If you were part of White River’s recent studies in Proverbs, you might be a bit jolted to see the idea of wisdom back in the spotlight in this week’s verses. After all, didn’t we just spend the first quarter of the year in one of the “wisdom books” of the Old Testament?
But I think you’ll find as we continue to work through James that wisdom is at the core of this book as well (remember, there’s a reason this book is sometimes called the “New Testament Proverbs”). In James 1:5, the half-brother of Jesus exhorts “If any of you lacks wisdom, let him ask God, who gives generously to all without reproach, and it will be given him” (ESV). Unpacking this, there are two main aspects in this verse to examine: What To Pray For, and Spiritual Wisdom. As we’ll see, the two topics are very closely linked.
Now, we’re supposed to bring everything to God in prayer (Philippians 4:6-7), but when the Bible talks about what we’re asking of God, there are some great examples in regards to where our priorities should lie. In an age of “Name It, Claim It” and “Prosperity Gospel” teaching, it seems as if the emphasis is often on asking God for material items. Even outside of this, it’s very easy to find ourselves asking for creature comforts or wants before anything else in our prayer lives (when I was a hardcore Colts fan, I know my prayer efforts were especially egregious on this note). While we certainly should ask God to supply our physical needs (Matthew 6:11), there’s also a profound picture of spiritual blessings in the act of faith and supplication before God, from the Lord’s Prayer to the High Priestly Prayer to the prayers of Paul.
So how do we know what to pray for? How do we know we’re praying for the right things? Well, one core principle to remember is that prayer is not a self-centered act. We aren’t praying for our own shallow, selfish interests. (Later on in James 4, we’ll see plenty about asking God for the wrong things for the wrong goal). We seek to make our hearts pursue the things of God’s heart. As we pray continually for spiritual wisdom and discernment, and continually spend time in God’s Word, we find those things God decrees and desires for us.
In his Letter to the Colossians, Paul writes “And so, from the day we heard of it, we have not ceased to pray for you, asking that you may be filled with the knowledge of his will in all spiritual wisdom and understanding” (Colossians 1:9, ESV). That’s a beautiful application of what James is writing in regards to in that first chapter.

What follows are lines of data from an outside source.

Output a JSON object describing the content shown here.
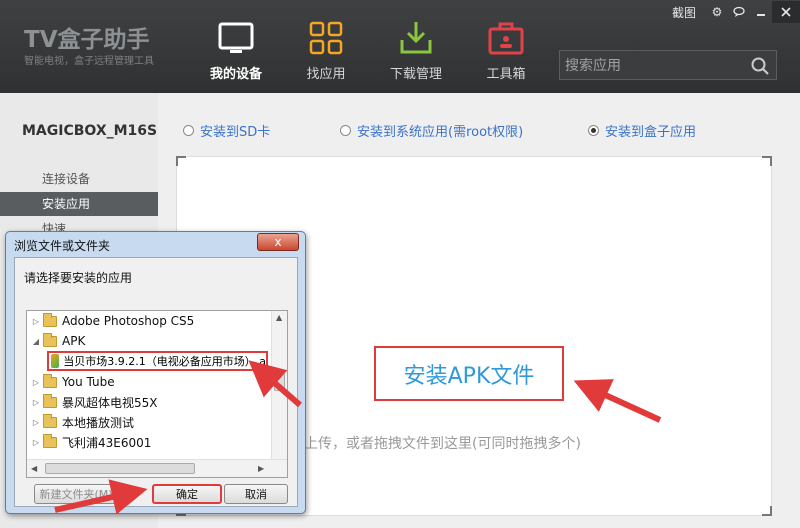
{
  "app": {
    "logo": "TV盒子助手",
    "logo_sub": "智能电视，盒子远程管理工具",
    "screenshot_label": "截图"
  },
  "nav": [
    {
      "label": "我的设备",
      "icon": "tablet-icon",
      "active": true
    },
    {
      "label": "找应用",
      "icon": "grid-icon",
      "active": false
    },
    {
      "label": "下载管理",
      "icon": "download-icon",
      "active": false
    },
    {
      "label": "工具箱",
      "icon": "toolbox-icon",
      "active": false
    }
  ],
  "search": {
    "placeholder": "搜索应用"
  },
  "sidebar": {
    "device_name": "MAGICBOX_M16S",
    "items": [
      {
        "label": "连接设备"
      },
      {
        "label": "安装应用",
        "active": true
      },
      {
        "label": "快速..."
      }
    ]
  },
  "install_options": {
    "sd_card": "安装到SD卡",
    "system": "安装到系统应用(需root权限)",
    "box": "安装到盒子应用",
    "selected": "box"
  },
  "drop_area": {
    "button": "安装APK文件",
    "hint": "击上传，或者拖拽文件到这里(可同时拖拽多个)"
  },
  "dialog": {
    "title": "浏览文件或文件夹",
    "close": "x",
    "prompt": "请选择要安装的应用",
    "tree": [
      {
        "label": "Adobe Photoshop CS5",
        "expanded": false
      },
      {
        "label": "APK",
        "expanded": true
      },
      {
        "label": "You Tube",
        "expanded": false
      },
      {
        "label": "暴风超体电视55X",
        "expanded": false
      },
      {
        "label": "本地播放测试",
        "expanded": false
      },
      {
        "label": "飞利浦43E6001",
        "expanded": false
      }
    ],
    "selected_file": "当贝市场3.9.2.1（电视必备应用市场）.a",
    "new_folder": "新建文件夹(M)",
    "ok": "确定",
    "cancel": "取消"
  },
  "colors": {
    "accent": "#2f9ad6",
    "highlight": "#e03a3a",
    "topbar": "#353738"
  }
}
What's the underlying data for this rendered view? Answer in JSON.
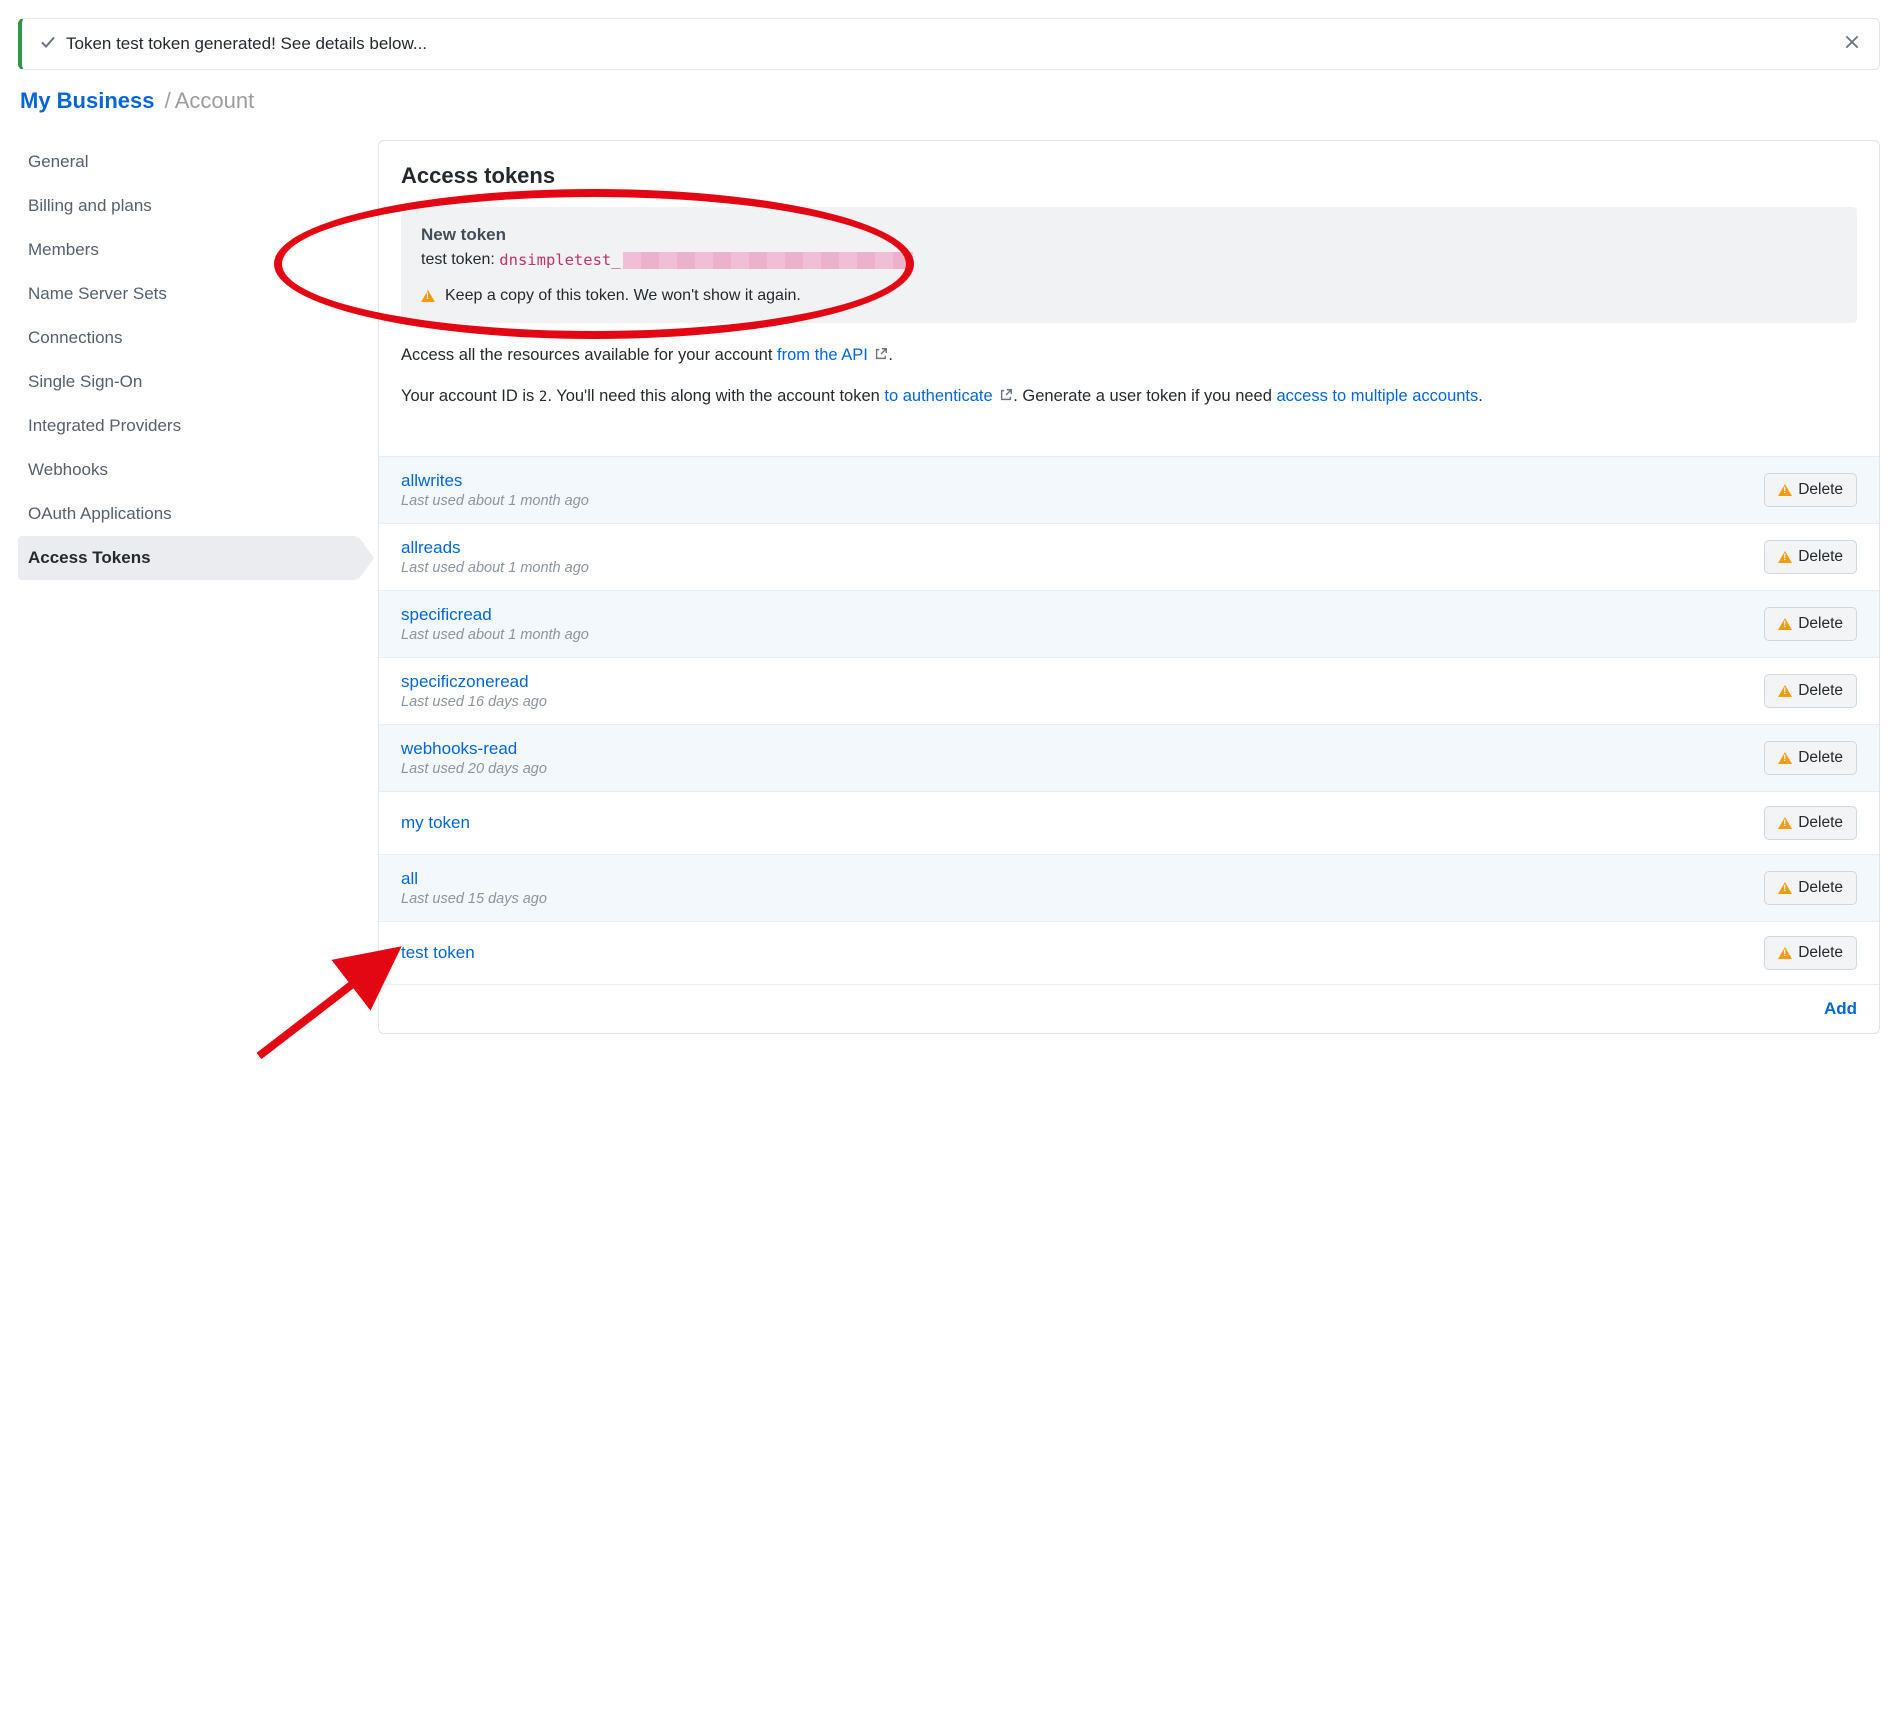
{
  "alert": {
    "text": "Token test token generated! See details below..."
  },
  "breadcrumb": {
    "root": "My Business",
    "sep": "/",
    "current": "Account"
  },
  "sidebar": {
    "items": [
      {
        "label": "General",
        "active": false
      },
      {
        "label": "Billing and plans",
        "active": false
      },
      {
        "label": "Members",
        "active": false
      },
      {
        "label": "Name Server Sets",
        "active": false
      },
      {
        "label": "Connections",
        "active": false
      },
      {
        "label": "Single Sign-On",
        "active": false
      },
      {
        "label": "Integrated Providers",
        "active": false
      },
      {
        "label": "Webhooks",
        "active": false
      },
      {
        "label": "OAuth Applications",
        "active": false
      },
      {
        "label": "Access Tokens",
        "active": true
      }
    ]
  },
  "main": {
    "heading": "Access tokens",
    "new_token": {
      "title": "New token",
      "label": "test token:",
      "secret_prefix": "dnsimpletest_",
      "warning": "Keep a copy of this token. We won't show it again."
    },
    "desc1_pre": "Access all the resources available for your account ",
    "desc1_link": "from the API",
    "desc1_post": ".",
    "desc2_pre": "Your account ID is ",
    "desc2_id": "2",
    "desc2_mid": ". You'll need this along with the account token ",
    "desc2_link1": "to authenticate",
    "desc2_mid2": ". Generate a user token if you need ",
    "desc2_link2": "access to multiple accounts",
    "desc2_post": ".",
    "tokens": [
      {
        "name": "allwrites",
        "meta": "Last used about 1 month ago"
      },
      {
        "name": "allreads",
        "meta": "Last used about 1 month ago"
      },
      {
        "name": "specificread",
        "meta": "Last used about 1 month ago"
      },
      {
        "name": "specificzoneread",
        "meta": "Last used 16 days ago"
      },
      {
        "name": "webhooks-read",
        "meta": "Last used 20 days ago"
      },
      {
        "name": "my token",
        "meta": ""
      },
      {
        "name": "all",
        "meta": "Last used 15 days ago"
      },
      {
        "name": "test token",
        "meta": ""
      }
    ],
    "delete_label": "Delete",
    "add_label": "Add"
  }
}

Note that spiritual wisdom, wisdom granted from God, is not the same as the earthly idea of “wisdom”. The earthly wisdom of the most accomplished scholar, of the most revered minds in the academic community, can accomplish nothing in terms of salvation and sanctification. Earthly wisdom, by itself, cannot rise above the limitations of a fallen world, and indeed, provides no path to regeneration and restoration. That is not to sound an anti-intellectual note; rather, it is to recognize where true wisdom comes from. To go back once again to Proverbs, we are reminded in 2:6 that “For the Lord gives wisdom; from his mouth come knowledge and understanding“ (ESV). If we want true wisdom, we have to go to the true source.

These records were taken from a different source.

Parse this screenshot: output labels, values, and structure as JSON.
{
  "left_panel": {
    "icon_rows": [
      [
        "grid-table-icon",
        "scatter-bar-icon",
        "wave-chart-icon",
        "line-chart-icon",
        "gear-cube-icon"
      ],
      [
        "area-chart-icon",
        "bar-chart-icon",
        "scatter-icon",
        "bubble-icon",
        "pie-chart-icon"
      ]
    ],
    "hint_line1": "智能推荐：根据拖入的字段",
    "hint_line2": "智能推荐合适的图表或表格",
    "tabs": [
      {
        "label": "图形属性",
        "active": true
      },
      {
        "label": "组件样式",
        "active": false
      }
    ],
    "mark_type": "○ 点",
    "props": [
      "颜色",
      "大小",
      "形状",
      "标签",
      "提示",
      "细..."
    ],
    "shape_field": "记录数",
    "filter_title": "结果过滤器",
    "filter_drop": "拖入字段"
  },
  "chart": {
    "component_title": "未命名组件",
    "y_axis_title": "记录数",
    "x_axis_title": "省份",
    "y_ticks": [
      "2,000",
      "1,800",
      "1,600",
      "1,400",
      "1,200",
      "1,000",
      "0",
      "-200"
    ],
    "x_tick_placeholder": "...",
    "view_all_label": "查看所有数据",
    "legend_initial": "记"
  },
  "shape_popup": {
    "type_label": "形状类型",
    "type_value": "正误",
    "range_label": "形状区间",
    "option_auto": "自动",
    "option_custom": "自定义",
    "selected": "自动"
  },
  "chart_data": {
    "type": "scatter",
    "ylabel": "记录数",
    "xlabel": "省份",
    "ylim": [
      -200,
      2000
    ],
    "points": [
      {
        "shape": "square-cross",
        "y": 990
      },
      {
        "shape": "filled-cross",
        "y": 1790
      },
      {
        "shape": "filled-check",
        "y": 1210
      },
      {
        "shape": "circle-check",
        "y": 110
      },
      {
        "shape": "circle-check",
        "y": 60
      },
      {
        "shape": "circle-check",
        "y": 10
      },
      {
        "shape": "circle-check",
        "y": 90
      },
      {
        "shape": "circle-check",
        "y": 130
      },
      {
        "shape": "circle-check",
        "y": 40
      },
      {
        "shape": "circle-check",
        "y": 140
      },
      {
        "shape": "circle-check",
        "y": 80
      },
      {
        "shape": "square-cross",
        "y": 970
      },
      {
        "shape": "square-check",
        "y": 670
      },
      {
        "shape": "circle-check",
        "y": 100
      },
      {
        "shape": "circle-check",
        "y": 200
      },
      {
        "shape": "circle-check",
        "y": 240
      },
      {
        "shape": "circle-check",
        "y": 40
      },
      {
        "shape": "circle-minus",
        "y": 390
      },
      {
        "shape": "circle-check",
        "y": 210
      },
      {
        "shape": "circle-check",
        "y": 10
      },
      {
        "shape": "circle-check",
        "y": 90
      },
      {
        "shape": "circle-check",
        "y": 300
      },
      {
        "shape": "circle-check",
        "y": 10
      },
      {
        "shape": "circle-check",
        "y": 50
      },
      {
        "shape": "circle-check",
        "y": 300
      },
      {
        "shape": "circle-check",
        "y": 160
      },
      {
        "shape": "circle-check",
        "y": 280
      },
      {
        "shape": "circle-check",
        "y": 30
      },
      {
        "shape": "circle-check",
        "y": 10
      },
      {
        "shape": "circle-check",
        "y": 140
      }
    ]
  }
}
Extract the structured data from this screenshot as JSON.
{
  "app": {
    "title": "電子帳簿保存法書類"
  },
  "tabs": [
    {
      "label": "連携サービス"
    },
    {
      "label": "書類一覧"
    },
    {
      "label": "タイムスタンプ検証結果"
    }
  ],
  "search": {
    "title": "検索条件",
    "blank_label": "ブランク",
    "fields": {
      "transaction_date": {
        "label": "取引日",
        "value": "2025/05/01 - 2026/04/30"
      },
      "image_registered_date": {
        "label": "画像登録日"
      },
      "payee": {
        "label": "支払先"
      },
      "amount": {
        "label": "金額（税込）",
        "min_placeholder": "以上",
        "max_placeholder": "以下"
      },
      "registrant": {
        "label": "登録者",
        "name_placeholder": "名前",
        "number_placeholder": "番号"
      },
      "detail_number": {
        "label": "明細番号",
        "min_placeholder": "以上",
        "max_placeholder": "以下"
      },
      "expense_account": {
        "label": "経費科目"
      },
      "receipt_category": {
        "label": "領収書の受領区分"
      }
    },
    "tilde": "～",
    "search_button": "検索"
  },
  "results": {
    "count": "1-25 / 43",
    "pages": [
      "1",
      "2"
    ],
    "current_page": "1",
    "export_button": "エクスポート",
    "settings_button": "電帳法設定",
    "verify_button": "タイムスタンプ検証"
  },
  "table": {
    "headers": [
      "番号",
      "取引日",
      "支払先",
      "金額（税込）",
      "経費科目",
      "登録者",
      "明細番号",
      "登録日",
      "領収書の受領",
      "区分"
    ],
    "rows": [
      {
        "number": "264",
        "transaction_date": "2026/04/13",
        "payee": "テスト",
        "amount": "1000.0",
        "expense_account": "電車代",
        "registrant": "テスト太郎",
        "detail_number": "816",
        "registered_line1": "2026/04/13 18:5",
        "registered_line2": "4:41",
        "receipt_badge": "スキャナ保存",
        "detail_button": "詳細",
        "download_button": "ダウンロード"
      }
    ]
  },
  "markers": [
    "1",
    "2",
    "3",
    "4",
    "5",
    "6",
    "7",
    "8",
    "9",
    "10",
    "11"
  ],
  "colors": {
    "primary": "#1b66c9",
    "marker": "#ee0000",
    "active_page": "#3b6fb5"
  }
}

By the mighty designs of a sovereign God, mankind has done many clever and wonderful things, but man’s best wisdom remains fallible. Man’s understanding of the world changes from theory to theory. Man’s wisdom in one age is mocked in another. Theories are picked up and discarded, mocked and then again accepted, subject to revocation and withdrawal. To those who completely ignore God’s wisdom in favor of today’s finite, relative idea of “truth”, the Bible says the message of the Cross itself as seen as folly! (1 Cor. 1:18) Trying to build a foundation on this is indeed to try to build on sinking sand, especially when it is at odds with the true, unchanging, eternal wisdom of the Lord. While man equivocates, waffles, and stumbles, the Lord’s wisdom endures through the age.

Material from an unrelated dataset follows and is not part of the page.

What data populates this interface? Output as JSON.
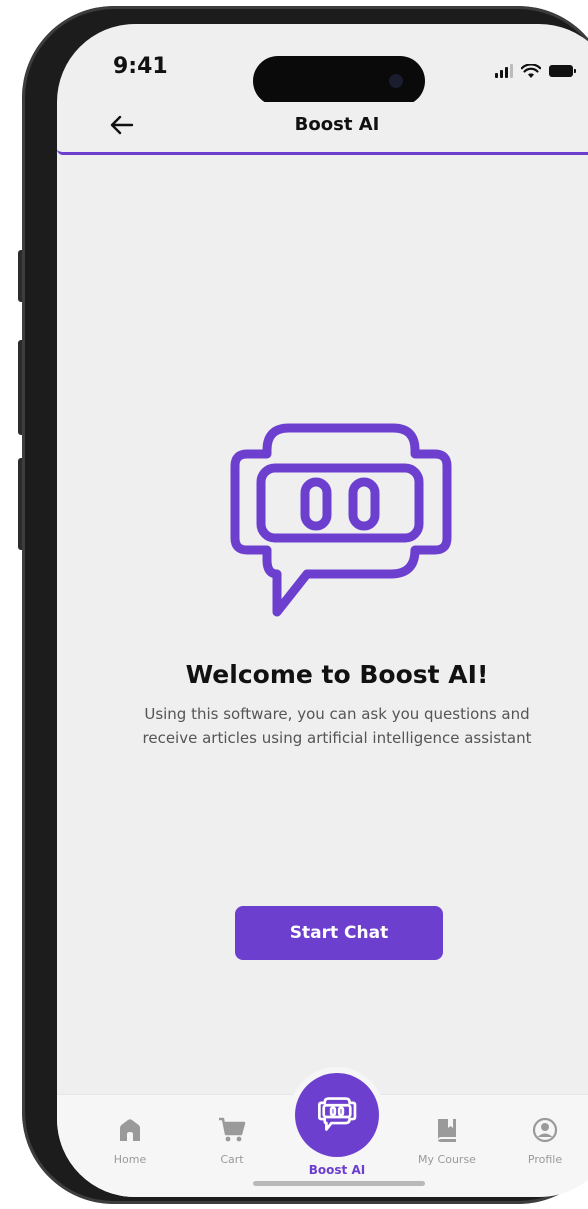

The Bible speaks repeatedly of the infinite wisdom of God. That wisdom comes to us through the reading of His Word, inerrant and inspired, with the Holy Spirit acting upon us in order to receive that great revelation (1 Cor. 2:10-13). And here, in James, we are told if we ask for wisdom in faith (v.6), God will not chide us for this, but will give generously. And in that spiritual wisdom and discernment, in the dedication of seeking after the heart of God to serve and enjoy Him, we will begin to see God’s will for our lives. Once we see that will, and seek to have it fill our own lives, our prayers will sound different, because the things we desire are going to be less about the self and more about desiring God.
If you’re not sure what God’s plan is for your Christian walk, and you’re perhaps not even sure how to start praying, pray for wisdom as you delve into God’s Word. Not for your gain or for your glory, but that you may better know the will of God, so that he may be exalted, and that we may live lives dedicated to the joy and chief end of glorifying him forever.
1) What is the present priority or goal in your prayer life?
2) Read Ephesians 3:14-18 and Philippians 1:9-10. What sort of prayers might we provide for our brothers and sisters in Christ from Paul’s own prayers in these verses?